The third performance, held at the Pavilion on August 20 started with a discussion among Medalla, Adam Nankervis and Patrick Flores where they talked about the state of Philippine art right before Medalla left and the state of Philippine art now, and the geopolitical issues the country is currently facing. Afterwards, the guests wore masks, and helped Medalla sing the Filipino Folk Song “Sitsiritsit Alibangbang.” The performance ended with Medalla and Nankervis tying strings around a plastic globe.

The last performance on August 22 was at the Peggy Guggenheim Collection. Medalla created a story about caterpillars transforming into butterflies, and how this is an allusion to the transforming nature of art.

Medalla is an influential contemporary artist in the Philippines, initiating a significant break from Western modernism and internationalism in Manila in the ’50s. In 1960, he sailed for London. There, he was involved in exhibitions that paved the path for much of what we know as contemporary art today.

The Pavilion

The Philippine Pavilion in Venice was housed at the European Cultural Centre - Palazzo Mora, Strada Nuova #3659 Venezia, Italy.

Palazzo Mora offers a grand space dedicated to become a platform for exhibitions. It is located along the Strada Nuova and is situated in Sestier Cannaregio, between the San Felice Church and Canal di Noal.

The history of the ancient building can be traced back to year 1716 when it was bought by the Mora family from Andrea Contarini, a member of one of the most ancient and important families of Venice.
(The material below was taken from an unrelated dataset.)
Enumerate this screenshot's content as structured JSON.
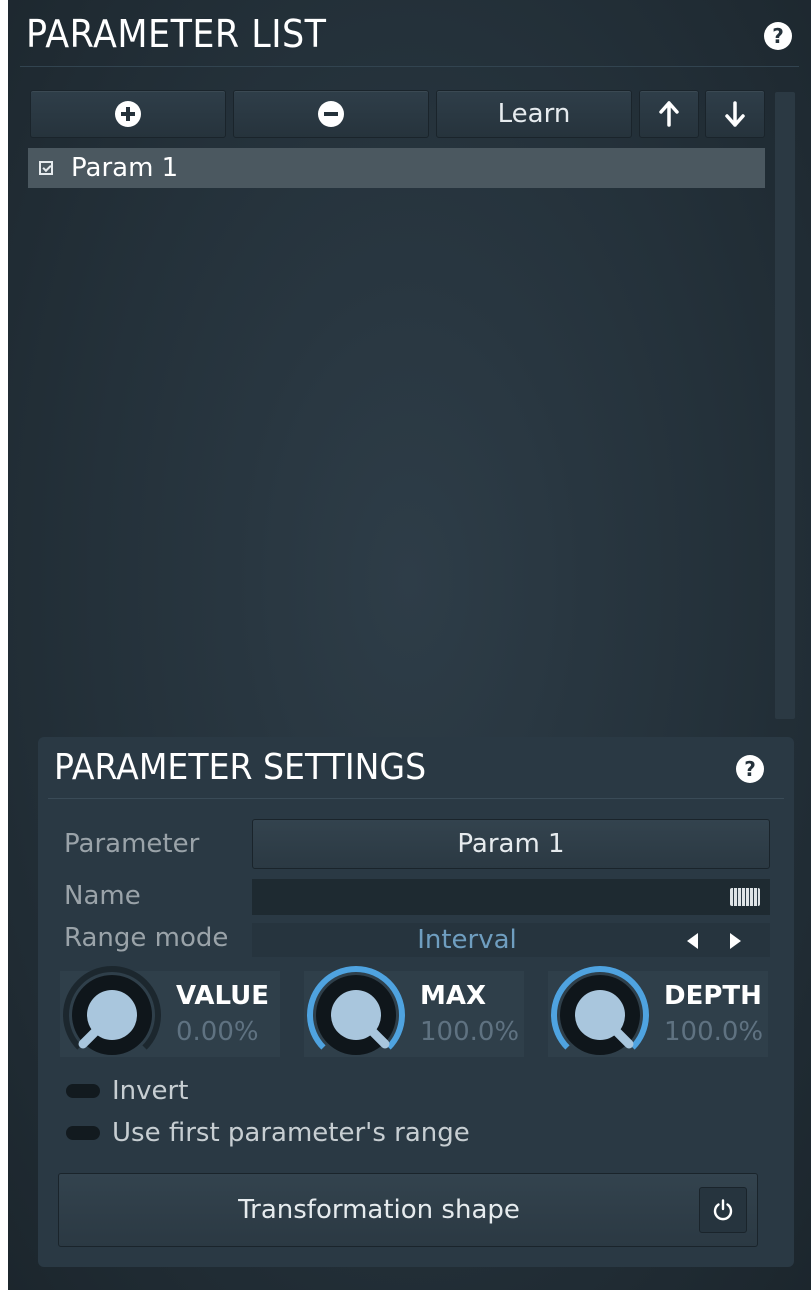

It was later used as a public library and is now a venue for international exhibitions.

All events inside the Palazzo Mora are under the supervision of GAA- Foundation, a non-profit organization that aims to heighten the awareness about the more philosophical themes in contemporary art, Time – Space – Existence, in particular and make these subjects more accessible to a wider international audience.

Link: https://www.google.com/culturalinstitute/beta/streetview/philippines/QQGIsBik3Mm-xw?sv_lng=12.333356656165847&sv_lat=45.44190189323734&sv_h=38&sv_p=-12&sv_z=1